Interface dataset entries
• • • • •
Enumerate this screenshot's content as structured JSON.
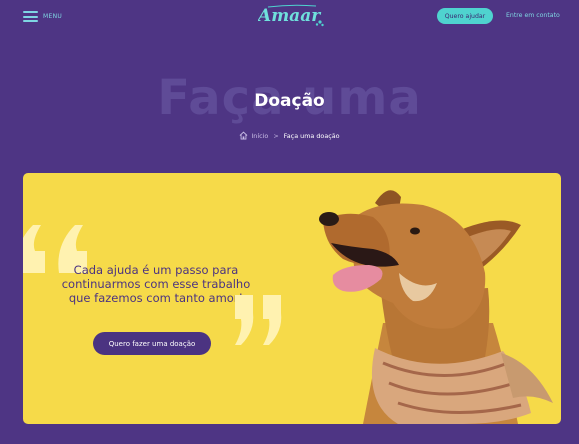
{
  "header": {
    "menu_label": "MENU",
    "logo_text": "Amaar",
    "cta_label": "Quero ajudar",
    "contact_label": "Entre em contato"
  },
  "hero": {
    "background_text": "Faça uma",
    "title": "Doação",
    "breadcrumb": {
      "home": "Início",
      "separator": ">",
      "current": "Faça uma doação"
    }
  },
  "banner": {
    "line1": "Cada ajuda é um passo para",
    "line2": "continuarmos com esse trabalho",
    "line3": "que fazemos com tanto amor!",
    "button_label": "Quero fazer uma doação"
  },
  "colors": {
    "background": "#4e3584",
    "accent": "#4fd3cf",
    "banner": "#f6da49",
    "text_dark": "#4b3381"
  },
  "icons": {
    "menu": "hamburger-icon",
    "home": "home-icon",
    "quote_open": "quote-open-icon",
    "quote_close": "quote-close-icon"
  }
}
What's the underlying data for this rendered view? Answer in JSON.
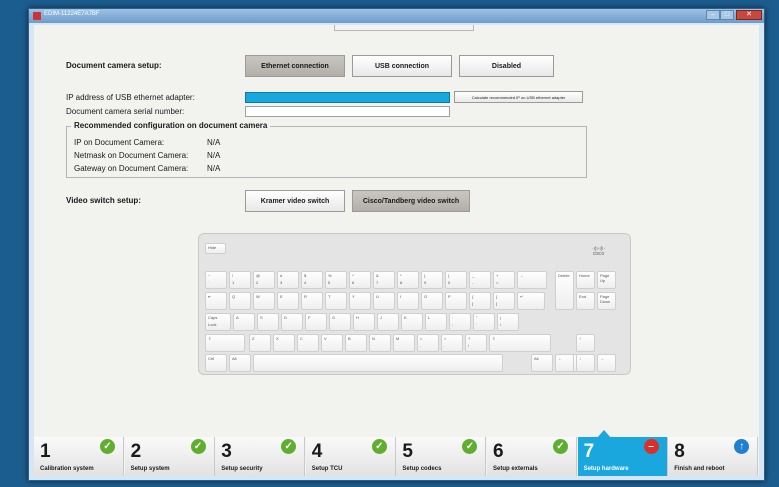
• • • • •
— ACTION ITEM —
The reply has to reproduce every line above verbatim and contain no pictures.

— WRITTEN ANSWER —
Enumerate this screenshot's content as structured JSON.
{
  "header": {
    "menu_label": "MENU",
    "logo_text": "Amaar",
    "cta_label": "Quero ajudar",
    "contact_label": "Entre em contato"
  },
  "hero": {
    "background_text": "Faça uma",
    "title": "Doação",
    "breadcrumb": {
      "home": "Início",
      "separator": ">",
      "current": "Faça uma doação"
    }
  },
  "banner": {
    "line1": "Cada ajuda é um passo para",
    "line2": "continuarmos com esse trabalho",
    "line3": "que fazemos com tanto amor!",
    "button_label": "Quero fazer uma doação"
  },
  "colors": {
    "background": "#4e3584",
    "accent": "#4fd3cf",
    "banner": "#f6da49",
    "text_dark": "#4b3381"
  },
  "icons": {
    "menu": "hamburger-icon",
    "home": "home-icon",
    "quote_open": "quote-open-icon",
    "quote_close": "quote-close-icon"
  }
}
What's the underlying data for this rendered view? Answer in JSON.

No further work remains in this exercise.